for you is no easy task. Here are three smart tips to help you choose a great device that suits your needs. 1. CHOOSE A LARGE ENOUGH DISPLAY Pick a full-sized tablet with at least a 25-centimetre (10-inch) display, especially if you have trouble seeing. A larger touchscreen is also more user-friendly and comfortable to use. 2. PREFER A SIMPLER USERFACE Not entirely comfortable with computers and the like? Choose a tablet that runs on a simple operating system featuring familiar icons and a straightforward layout. Don’t hesitate to try out several different models in store to find the one you like best. 3. THINK FUNCTIONALITY Make sure that the tablet you settle on is upto-date with the latest technologies and has all the capabilities that you’re looking for. If you wish to be able to contact your loved ones via email or video chat, play games, or take photos, for example, choose a device that will allow you to do so with ease. Finally, think ahead by making sure the brand of tablet you choose offers a solid technical support service.

Let us help you get yourSmile Back

■ Conventional Dentures, Precision Dentures, Immediate Dentures, Partial Dentures ■ Dentures Over Implants* ■ Written Transparent Treatment Plan (No Hidden Costs) ■ Convenient Payment Plans Available ■ Satisfaction Guaranteed upon Diagnosis ■ Complimentary Patient Care every 6 Months ■ We Accept all Insurance Plans * Procedure to be one in conjunction with a dentist




Registered Denturists Bob Shivji and Boris Eroshevski have over 35 years combined experience, and along with their friendly and caring team of fully trained professionals have the most current knowledge and advances in all aspects of Denturism.

Alaina Thomas


I absolutely love my new smile! Thank you so much Abbotsford Denture, you gave me my confidence back and changed my life! Forever grateful!

Boris Eroshevski loves his profession and successfully combines his technician skills and experience with clinical aspects of Denturism.

Sandy Arnold, Office Manager Sandy loves the relationships that she has developed with all patients. She makes people feel comfortable and helps her patients have a positive experience.

Free consultation, no referral required. Contact us today! Wihnan Trustee Corporation | Joyce P. Wihnan, BBA, MA • Licensed Insolvency Trustee • Federally licensed since 1998 • Qualified Insolvency Counsellor Only a Licensed Insolvency Trustee can administer Consumer Proposals and Bankruptcies in Canada.

Bob Shivji is the recipient of the 2013 Denturist Association of BC, Denturist of the Year Award and the 2014 Henry Schein/ Zahn Canada award winner.

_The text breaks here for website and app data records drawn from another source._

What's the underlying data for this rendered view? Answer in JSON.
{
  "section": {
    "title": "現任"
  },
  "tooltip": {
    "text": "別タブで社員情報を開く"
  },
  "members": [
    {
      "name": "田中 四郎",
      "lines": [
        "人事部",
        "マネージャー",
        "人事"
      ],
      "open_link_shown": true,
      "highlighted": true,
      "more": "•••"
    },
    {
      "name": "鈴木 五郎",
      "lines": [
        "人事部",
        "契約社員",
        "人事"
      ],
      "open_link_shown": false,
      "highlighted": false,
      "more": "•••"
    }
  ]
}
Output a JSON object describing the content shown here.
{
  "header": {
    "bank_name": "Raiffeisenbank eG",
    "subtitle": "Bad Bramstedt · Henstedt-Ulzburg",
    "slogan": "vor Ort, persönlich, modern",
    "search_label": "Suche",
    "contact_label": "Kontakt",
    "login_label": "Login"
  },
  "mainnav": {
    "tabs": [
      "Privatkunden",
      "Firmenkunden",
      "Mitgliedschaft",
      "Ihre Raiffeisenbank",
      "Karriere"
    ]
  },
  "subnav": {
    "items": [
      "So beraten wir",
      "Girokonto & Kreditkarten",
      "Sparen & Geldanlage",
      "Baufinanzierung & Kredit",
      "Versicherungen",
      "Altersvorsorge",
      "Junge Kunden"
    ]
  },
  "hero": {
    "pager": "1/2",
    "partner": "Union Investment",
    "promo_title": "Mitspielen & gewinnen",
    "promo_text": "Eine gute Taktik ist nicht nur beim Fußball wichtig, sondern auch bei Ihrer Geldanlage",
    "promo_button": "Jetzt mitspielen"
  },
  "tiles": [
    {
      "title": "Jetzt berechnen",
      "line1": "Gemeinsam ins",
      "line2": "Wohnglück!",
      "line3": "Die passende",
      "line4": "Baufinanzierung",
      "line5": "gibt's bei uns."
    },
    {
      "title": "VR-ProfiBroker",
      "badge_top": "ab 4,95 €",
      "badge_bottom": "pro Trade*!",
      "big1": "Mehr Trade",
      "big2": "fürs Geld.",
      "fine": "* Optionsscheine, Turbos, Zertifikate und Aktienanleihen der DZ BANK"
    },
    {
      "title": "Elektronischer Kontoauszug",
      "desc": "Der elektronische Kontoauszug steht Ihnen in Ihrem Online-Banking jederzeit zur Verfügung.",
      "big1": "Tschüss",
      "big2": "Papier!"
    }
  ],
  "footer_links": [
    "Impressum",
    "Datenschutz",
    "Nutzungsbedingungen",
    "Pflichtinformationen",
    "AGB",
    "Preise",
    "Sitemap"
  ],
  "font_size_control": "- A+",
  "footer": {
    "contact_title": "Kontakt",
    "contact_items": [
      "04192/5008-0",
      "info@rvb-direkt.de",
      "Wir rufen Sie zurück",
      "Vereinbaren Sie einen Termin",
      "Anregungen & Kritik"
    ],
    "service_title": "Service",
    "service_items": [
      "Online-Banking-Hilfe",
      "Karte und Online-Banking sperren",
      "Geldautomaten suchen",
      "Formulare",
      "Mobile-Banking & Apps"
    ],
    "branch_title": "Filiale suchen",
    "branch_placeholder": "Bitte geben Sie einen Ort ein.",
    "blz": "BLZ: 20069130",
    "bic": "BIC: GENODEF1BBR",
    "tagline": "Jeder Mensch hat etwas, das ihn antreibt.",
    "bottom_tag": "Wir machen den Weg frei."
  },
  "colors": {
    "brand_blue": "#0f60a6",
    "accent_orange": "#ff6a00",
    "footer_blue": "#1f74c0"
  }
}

ABBOTSFORD-FRASER DENTURE CLINIC 2615 Pauline Street, Abbotsford

Phone or Text: (604)302-1925 • #204 - 2469 Montrose Avenue, Abbotsford •



Special Features - Adult Living March 2018  


Special Features - Adult Living March 2018